BEGIN DATA FOR REVIEW

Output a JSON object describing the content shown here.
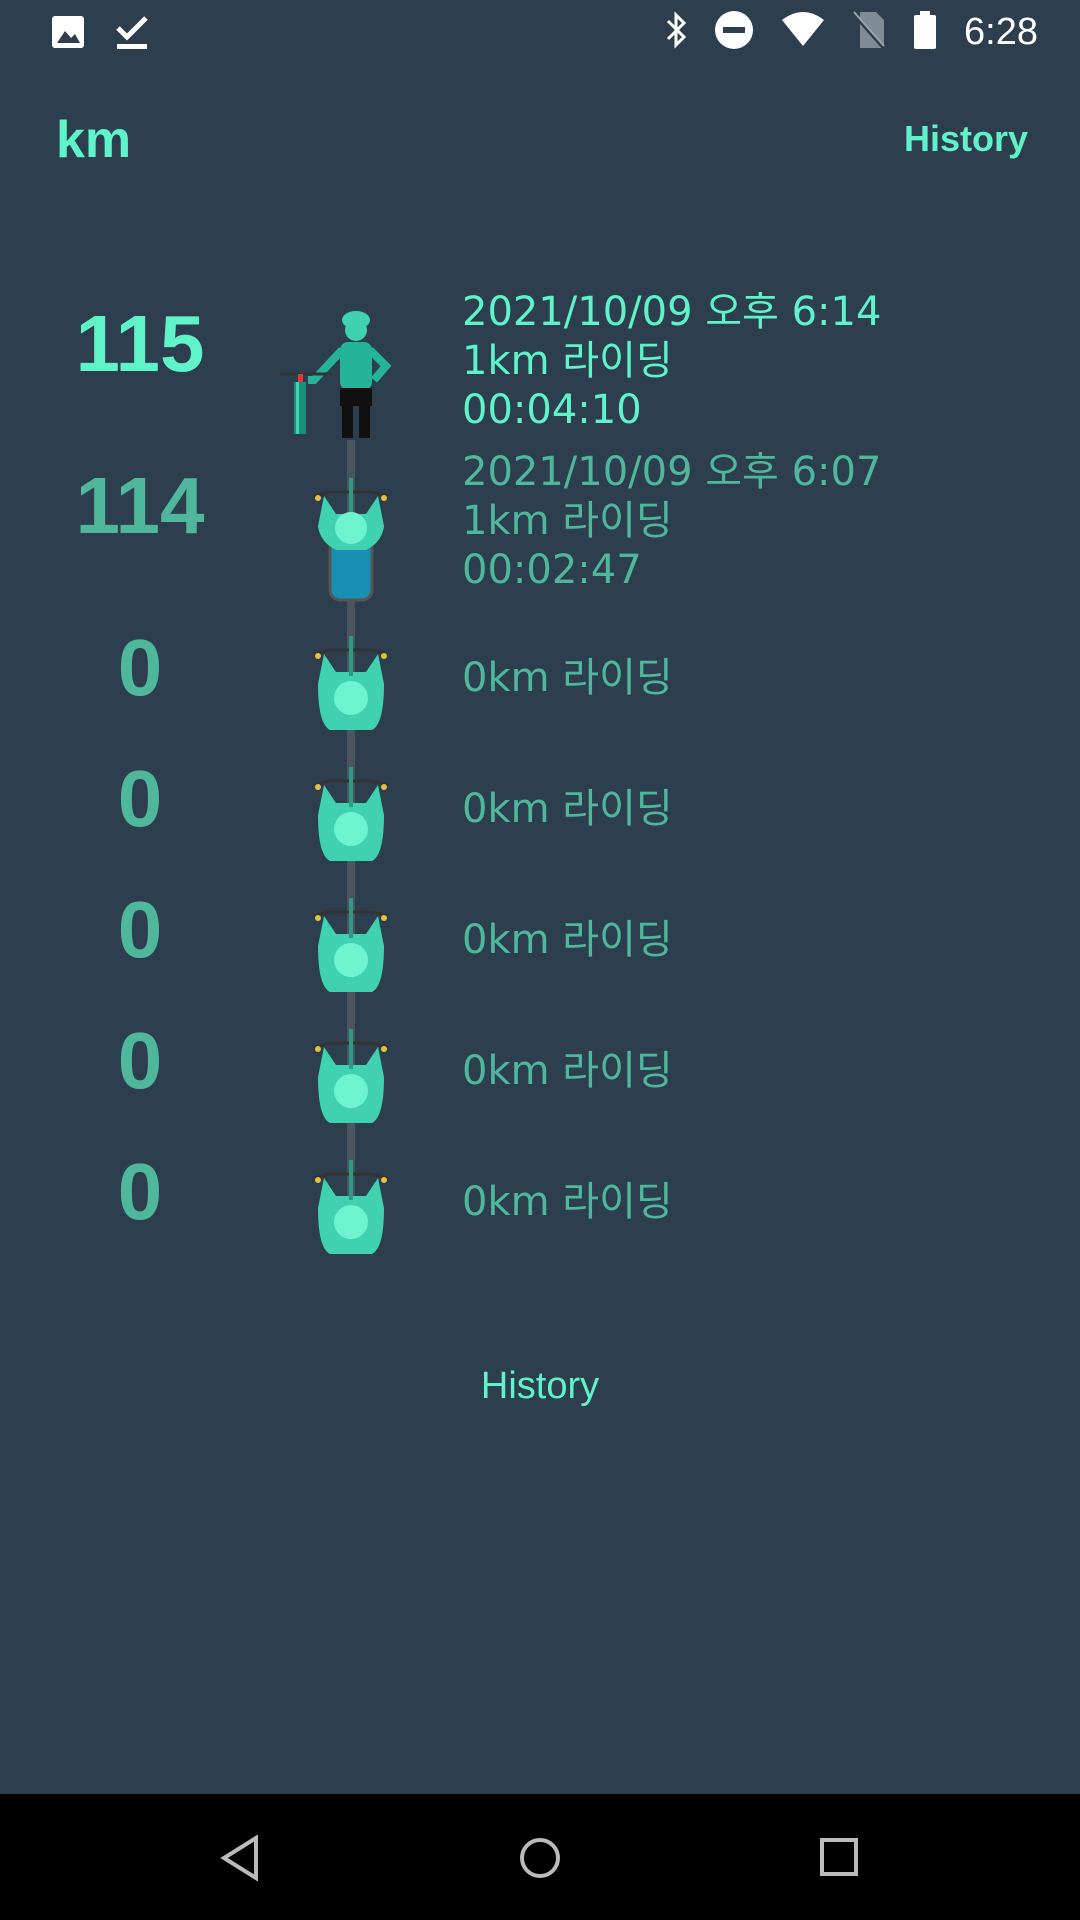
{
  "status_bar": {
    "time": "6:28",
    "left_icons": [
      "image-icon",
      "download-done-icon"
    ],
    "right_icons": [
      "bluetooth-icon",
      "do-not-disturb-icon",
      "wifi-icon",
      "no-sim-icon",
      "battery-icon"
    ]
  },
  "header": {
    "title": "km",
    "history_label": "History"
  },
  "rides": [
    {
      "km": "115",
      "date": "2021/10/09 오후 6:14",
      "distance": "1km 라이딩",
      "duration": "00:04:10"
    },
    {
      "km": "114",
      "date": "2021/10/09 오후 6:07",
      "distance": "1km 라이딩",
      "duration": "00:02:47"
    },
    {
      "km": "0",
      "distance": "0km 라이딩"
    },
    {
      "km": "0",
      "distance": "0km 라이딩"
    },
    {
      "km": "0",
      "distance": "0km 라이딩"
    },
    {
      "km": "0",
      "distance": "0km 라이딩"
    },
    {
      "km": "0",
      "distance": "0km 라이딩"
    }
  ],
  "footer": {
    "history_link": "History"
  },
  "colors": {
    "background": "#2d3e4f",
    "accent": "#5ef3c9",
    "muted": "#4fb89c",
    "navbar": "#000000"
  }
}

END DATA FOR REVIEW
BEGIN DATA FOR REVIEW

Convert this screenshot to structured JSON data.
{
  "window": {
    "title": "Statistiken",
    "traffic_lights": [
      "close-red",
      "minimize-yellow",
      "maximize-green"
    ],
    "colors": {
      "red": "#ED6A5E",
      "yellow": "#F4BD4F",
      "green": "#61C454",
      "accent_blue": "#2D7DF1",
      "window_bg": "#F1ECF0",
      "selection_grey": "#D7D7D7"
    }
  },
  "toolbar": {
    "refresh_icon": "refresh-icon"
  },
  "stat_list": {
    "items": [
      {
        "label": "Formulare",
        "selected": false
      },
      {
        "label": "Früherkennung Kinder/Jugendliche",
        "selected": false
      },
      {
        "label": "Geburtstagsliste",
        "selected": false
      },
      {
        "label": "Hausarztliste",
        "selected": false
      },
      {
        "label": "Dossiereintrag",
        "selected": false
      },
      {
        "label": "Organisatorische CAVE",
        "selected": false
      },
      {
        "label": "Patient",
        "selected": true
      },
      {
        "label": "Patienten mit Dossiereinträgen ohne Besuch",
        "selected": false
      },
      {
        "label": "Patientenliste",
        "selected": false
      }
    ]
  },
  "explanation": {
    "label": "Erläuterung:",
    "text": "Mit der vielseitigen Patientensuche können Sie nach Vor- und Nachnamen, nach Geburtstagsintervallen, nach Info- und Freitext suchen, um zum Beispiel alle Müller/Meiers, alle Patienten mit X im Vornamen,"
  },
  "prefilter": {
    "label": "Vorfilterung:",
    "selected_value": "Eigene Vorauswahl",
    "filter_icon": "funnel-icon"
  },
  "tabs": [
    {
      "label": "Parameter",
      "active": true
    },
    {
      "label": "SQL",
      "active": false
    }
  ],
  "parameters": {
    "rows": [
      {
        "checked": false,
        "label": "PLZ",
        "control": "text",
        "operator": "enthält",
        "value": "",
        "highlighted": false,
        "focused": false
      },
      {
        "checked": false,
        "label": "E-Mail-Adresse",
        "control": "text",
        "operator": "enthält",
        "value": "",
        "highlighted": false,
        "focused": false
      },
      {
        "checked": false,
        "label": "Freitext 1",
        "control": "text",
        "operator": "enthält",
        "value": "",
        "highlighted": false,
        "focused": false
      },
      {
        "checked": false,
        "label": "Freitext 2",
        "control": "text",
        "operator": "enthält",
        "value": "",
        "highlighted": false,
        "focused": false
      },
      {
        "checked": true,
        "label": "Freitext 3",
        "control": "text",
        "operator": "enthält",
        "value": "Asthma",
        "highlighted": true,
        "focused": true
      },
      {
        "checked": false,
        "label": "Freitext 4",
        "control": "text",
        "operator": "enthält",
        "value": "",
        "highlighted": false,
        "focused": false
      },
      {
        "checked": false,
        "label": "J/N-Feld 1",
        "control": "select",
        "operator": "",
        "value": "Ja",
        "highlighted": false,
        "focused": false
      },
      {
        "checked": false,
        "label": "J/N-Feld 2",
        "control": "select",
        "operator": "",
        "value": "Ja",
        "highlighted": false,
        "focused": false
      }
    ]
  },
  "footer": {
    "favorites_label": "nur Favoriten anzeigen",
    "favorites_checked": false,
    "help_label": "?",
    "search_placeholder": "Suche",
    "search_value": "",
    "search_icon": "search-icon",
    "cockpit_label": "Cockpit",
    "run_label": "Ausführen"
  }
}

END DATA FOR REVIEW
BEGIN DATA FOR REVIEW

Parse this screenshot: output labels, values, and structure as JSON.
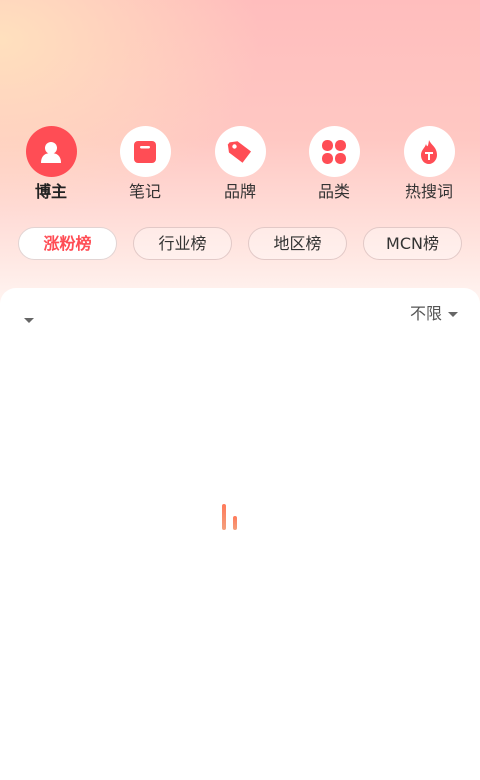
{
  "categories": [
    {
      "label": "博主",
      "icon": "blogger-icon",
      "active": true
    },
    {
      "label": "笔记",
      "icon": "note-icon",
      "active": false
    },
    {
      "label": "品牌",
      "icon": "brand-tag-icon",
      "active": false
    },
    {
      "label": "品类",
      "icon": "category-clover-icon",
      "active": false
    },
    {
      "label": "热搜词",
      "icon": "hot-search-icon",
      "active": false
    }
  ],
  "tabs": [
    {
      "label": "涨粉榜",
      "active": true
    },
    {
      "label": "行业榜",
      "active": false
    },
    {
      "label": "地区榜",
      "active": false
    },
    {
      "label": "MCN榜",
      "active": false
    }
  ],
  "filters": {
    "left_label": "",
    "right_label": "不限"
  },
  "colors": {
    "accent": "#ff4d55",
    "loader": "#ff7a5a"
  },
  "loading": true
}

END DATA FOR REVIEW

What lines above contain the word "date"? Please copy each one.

◆ EXERCISE OUTPUT
      "date": "2021/10/09 오후 6:14",
      "date": "2021/10/09 오후 6:07",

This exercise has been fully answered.